Data items:

# # # #

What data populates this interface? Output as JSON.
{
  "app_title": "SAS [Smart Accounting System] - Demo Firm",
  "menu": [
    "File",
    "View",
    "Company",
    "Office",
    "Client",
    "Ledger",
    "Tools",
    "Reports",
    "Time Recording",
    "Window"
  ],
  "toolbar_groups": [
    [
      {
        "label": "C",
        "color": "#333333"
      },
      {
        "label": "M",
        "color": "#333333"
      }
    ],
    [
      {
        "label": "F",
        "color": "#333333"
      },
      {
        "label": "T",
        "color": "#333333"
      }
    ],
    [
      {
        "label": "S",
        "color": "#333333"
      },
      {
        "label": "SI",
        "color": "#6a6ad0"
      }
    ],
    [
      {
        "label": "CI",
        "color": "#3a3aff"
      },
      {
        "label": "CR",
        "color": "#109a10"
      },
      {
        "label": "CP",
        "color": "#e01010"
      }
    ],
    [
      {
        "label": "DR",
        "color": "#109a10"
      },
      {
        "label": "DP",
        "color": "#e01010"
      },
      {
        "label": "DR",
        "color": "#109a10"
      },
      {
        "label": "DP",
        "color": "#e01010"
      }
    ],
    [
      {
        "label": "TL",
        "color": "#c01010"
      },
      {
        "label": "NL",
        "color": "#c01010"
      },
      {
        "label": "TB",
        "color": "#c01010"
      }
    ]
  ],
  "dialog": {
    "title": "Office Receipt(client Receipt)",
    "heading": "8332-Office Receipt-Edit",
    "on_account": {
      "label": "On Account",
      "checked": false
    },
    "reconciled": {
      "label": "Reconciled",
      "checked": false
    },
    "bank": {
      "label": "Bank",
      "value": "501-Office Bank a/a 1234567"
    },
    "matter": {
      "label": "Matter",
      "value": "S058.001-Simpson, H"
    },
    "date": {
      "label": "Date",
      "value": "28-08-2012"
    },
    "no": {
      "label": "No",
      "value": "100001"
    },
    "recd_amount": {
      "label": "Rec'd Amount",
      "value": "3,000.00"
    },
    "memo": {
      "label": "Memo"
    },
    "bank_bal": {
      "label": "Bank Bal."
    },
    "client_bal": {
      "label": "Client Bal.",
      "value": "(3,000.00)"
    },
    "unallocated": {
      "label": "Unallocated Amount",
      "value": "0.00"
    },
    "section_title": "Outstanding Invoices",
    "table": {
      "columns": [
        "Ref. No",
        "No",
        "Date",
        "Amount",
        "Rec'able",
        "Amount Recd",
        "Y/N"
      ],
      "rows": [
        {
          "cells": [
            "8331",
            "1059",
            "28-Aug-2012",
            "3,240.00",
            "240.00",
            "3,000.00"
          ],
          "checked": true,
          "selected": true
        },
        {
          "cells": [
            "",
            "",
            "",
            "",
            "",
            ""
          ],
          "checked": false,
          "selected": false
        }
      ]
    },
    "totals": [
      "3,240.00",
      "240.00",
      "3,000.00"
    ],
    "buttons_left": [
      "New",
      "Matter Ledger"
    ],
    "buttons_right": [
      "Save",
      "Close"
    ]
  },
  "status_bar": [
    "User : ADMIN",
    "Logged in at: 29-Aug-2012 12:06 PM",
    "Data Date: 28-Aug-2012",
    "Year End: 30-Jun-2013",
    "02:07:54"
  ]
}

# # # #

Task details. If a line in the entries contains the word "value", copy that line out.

Solution to the exercise.
      "value": "501-Office Bank a/a 1234567"
      "value": "S058.001-Simpson, H"
      "value": "28-08-2012"
      "value": "100001"
      "value": "3,000.00"
      "value": "(3,000.00)"
      "value": "0.00"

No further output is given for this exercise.